— Brief —
In the data below, find each line carrying the string "title" and copy it out.

— Input —
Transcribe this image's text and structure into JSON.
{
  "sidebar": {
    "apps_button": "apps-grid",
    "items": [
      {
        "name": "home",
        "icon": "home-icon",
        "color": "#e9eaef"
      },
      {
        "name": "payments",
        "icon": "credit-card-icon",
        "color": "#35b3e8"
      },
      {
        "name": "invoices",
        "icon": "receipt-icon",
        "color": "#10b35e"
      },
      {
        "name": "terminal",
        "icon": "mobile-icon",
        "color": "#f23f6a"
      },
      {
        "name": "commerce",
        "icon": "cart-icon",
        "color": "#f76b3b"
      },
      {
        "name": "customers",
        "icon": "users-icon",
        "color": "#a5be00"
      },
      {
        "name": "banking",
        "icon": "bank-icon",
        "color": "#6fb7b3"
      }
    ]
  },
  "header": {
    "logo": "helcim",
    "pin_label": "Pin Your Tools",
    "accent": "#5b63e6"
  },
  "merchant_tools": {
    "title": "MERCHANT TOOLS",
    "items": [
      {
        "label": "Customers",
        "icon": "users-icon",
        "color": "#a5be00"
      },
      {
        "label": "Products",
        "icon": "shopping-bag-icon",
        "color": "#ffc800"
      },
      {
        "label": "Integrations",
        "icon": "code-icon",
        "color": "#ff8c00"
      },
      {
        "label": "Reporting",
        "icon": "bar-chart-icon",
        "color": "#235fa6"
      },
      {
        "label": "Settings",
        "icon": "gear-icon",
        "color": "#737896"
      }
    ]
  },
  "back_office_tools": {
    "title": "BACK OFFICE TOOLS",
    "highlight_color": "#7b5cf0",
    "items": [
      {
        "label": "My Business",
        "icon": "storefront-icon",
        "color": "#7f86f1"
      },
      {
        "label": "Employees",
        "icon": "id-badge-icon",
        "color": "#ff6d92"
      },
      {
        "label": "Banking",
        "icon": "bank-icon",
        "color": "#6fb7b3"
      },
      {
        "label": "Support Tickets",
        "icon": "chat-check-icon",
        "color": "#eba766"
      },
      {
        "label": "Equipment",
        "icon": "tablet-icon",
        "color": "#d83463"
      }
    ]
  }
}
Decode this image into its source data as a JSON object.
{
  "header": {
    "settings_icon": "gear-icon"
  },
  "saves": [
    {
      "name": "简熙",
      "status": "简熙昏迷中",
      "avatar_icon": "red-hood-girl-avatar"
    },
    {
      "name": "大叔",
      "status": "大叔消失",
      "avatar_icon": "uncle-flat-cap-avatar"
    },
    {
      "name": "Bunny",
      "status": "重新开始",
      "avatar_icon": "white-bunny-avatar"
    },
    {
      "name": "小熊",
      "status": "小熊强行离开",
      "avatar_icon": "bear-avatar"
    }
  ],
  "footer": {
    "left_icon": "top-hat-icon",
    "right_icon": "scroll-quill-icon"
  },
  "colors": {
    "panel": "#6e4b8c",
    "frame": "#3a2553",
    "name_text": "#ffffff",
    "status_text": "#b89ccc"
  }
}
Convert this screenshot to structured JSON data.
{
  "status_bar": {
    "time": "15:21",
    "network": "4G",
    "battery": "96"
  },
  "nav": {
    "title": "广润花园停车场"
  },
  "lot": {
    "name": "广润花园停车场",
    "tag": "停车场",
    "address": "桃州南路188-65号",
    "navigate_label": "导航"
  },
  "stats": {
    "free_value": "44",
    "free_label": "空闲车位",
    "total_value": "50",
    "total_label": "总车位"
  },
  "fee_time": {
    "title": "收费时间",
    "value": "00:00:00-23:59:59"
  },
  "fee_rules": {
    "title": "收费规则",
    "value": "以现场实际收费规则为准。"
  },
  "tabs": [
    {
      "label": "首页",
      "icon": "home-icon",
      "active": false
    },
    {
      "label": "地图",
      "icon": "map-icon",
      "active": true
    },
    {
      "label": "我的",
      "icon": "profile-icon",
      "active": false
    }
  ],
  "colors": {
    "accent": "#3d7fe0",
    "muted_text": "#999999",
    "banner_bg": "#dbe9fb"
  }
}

— Exercise response —
    "title": "MERCHANT TOOLS",
    "title": "BACK OFFICE TOOLS",
    "title": "广润花园停车场"
    "title": "收费时间",
    "title": "收费规则",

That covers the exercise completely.